►
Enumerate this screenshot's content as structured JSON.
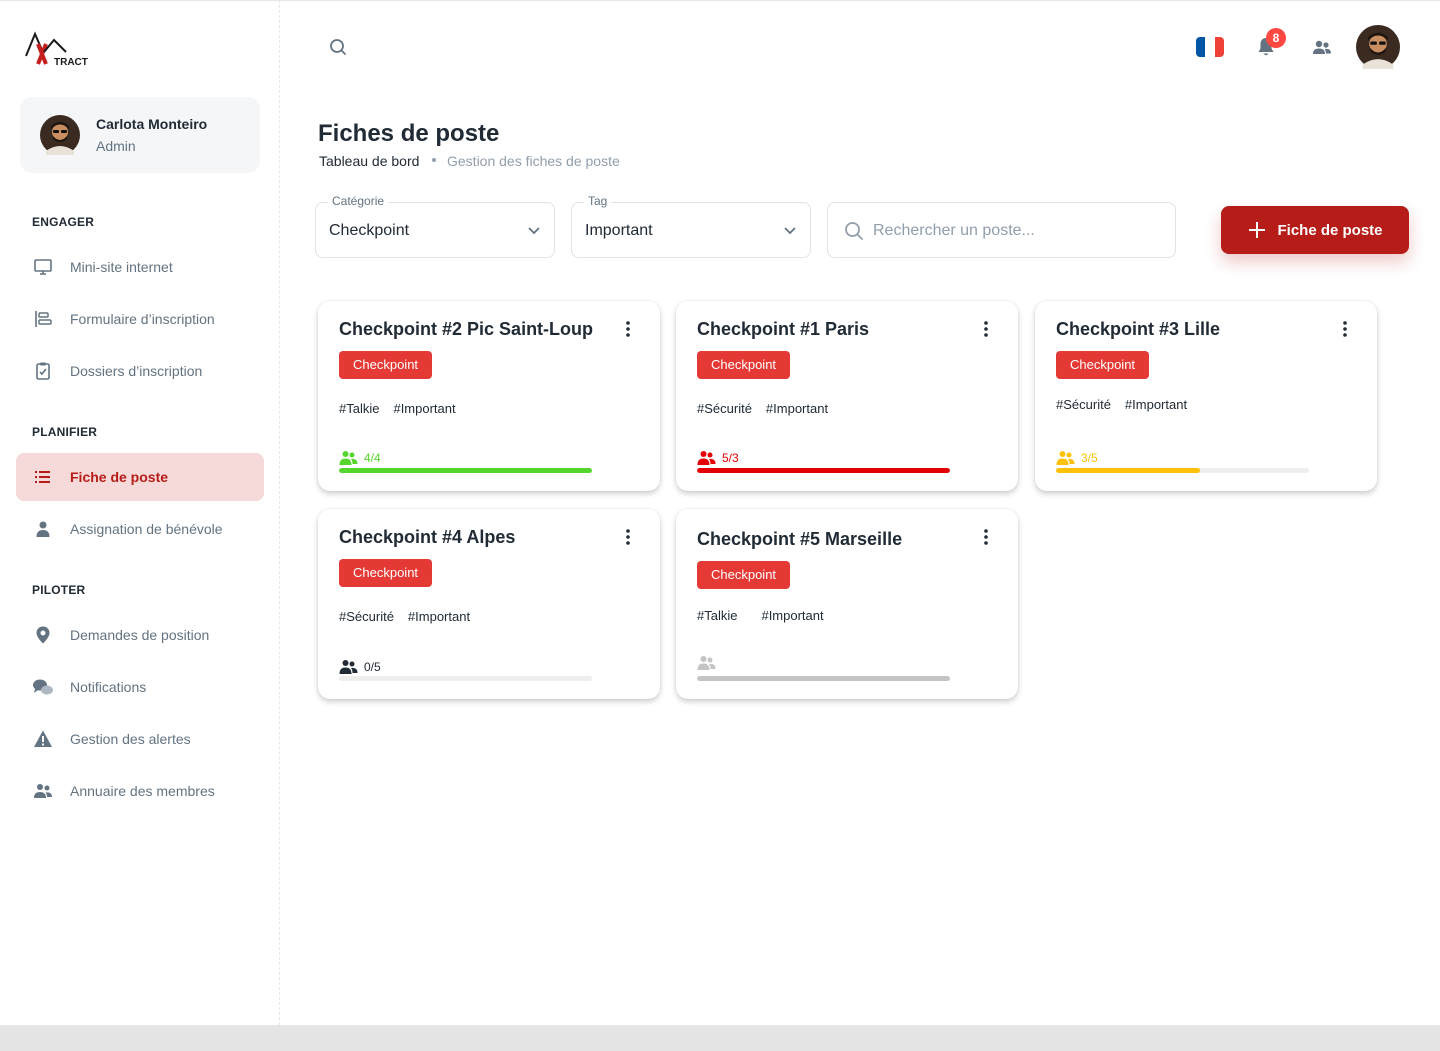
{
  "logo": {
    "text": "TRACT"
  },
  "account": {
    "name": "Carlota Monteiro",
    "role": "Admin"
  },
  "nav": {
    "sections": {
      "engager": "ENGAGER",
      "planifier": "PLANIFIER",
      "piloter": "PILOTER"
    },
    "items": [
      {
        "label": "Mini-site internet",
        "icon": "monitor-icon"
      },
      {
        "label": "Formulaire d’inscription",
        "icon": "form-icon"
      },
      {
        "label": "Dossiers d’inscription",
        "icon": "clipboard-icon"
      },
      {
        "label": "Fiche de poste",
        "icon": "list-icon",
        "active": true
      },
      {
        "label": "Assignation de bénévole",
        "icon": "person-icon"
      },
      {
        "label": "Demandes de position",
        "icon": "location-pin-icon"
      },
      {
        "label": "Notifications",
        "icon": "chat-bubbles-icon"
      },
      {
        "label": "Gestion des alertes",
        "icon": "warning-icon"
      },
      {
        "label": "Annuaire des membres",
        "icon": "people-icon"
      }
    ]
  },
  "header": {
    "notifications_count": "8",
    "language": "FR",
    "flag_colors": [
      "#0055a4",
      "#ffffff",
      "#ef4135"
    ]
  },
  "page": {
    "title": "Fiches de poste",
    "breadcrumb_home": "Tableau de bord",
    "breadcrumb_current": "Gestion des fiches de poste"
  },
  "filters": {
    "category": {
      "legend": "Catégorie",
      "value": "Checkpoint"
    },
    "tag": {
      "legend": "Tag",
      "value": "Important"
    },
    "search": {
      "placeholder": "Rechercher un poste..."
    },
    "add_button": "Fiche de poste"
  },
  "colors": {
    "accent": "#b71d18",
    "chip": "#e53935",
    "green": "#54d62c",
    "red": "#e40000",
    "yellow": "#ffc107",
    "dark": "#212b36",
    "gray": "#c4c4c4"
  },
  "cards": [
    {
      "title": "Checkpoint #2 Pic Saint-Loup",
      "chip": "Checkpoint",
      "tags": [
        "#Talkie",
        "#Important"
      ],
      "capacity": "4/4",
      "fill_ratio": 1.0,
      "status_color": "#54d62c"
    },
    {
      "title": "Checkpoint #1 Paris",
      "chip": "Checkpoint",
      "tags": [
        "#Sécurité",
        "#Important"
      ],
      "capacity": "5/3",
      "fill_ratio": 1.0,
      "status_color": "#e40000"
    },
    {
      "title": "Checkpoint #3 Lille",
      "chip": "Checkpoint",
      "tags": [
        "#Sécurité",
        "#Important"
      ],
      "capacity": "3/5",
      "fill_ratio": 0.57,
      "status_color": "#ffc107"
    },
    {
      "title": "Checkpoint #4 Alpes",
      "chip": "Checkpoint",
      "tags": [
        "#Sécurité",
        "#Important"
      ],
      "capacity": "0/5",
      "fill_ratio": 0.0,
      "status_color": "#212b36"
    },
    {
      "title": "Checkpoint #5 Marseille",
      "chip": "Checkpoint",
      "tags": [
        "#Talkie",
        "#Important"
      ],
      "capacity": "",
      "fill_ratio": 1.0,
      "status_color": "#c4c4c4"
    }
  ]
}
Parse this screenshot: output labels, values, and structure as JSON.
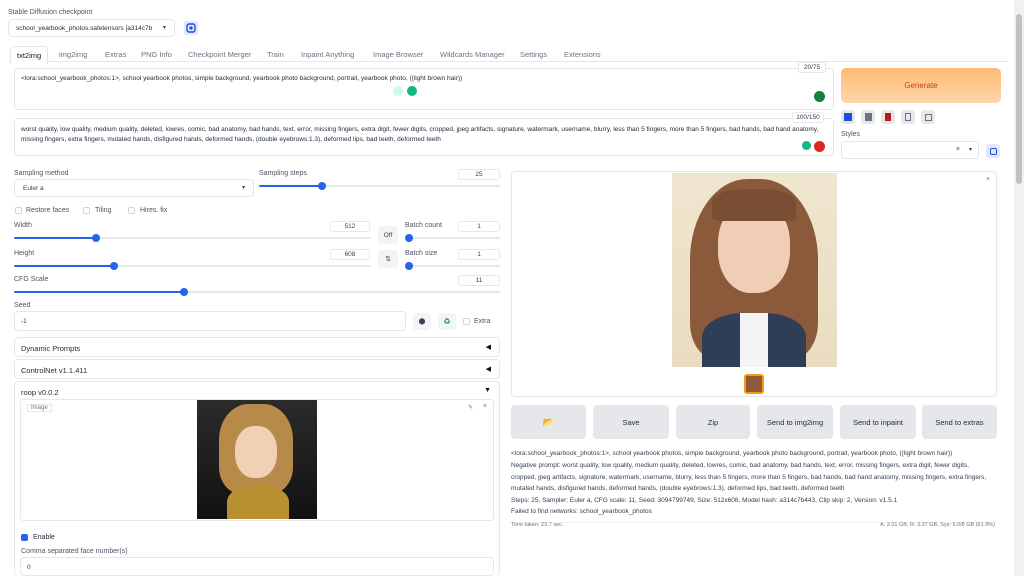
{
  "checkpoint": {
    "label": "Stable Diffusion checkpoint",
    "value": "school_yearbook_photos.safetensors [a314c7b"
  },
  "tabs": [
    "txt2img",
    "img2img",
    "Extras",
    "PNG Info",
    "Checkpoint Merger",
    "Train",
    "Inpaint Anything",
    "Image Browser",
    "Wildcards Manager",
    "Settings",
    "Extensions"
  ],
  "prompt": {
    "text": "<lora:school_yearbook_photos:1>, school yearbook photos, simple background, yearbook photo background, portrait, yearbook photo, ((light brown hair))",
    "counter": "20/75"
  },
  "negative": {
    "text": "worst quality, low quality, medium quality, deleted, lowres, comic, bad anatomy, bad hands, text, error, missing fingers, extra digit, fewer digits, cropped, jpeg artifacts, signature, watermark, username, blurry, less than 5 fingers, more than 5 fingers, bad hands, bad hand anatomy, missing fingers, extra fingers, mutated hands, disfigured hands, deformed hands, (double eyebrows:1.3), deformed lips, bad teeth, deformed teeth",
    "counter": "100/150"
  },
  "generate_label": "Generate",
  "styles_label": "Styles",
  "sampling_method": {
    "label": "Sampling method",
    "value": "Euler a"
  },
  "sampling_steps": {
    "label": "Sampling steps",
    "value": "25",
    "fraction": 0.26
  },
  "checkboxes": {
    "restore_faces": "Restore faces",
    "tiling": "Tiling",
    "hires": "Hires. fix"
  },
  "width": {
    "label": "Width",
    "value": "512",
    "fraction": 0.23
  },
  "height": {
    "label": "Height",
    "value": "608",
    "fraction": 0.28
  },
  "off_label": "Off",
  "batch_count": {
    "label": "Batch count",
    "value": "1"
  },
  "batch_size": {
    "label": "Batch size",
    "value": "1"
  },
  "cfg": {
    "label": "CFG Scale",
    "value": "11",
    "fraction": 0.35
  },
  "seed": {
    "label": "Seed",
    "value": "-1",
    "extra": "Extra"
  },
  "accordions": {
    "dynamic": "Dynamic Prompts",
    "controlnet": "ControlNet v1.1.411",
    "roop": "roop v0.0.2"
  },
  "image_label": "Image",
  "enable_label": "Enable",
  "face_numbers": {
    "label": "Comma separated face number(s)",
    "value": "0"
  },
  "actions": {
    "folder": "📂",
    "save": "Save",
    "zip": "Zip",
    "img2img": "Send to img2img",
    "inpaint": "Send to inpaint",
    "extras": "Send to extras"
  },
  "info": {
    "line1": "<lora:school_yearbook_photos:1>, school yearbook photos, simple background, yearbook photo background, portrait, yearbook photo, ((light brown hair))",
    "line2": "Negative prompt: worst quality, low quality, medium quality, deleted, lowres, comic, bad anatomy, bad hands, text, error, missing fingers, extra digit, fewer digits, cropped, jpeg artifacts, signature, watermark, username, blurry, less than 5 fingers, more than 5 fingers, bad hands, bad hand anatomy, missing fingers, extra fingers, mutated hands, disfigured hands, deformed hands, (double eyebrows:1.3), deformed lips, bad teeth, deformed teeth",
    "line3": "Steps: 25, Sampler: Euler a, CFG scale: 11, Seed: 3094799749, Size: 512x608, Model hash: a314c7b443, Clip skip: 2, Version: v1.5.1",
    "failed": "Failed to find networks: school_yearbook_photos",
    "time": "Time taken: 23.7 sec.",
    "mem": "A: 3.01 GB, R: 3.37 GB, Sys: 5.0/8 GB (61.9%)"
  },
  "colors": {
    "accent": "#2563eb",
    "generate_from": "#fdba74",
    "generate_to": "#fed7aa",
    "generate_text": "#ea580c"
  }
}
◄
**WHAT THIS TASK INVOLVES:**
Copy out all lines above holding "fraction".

**ANSWER TO THE EXERCISE:**
    "fraction": 0.26
    "fraction": 0.23
    "fraction": 0.28
    "fraction": 0.35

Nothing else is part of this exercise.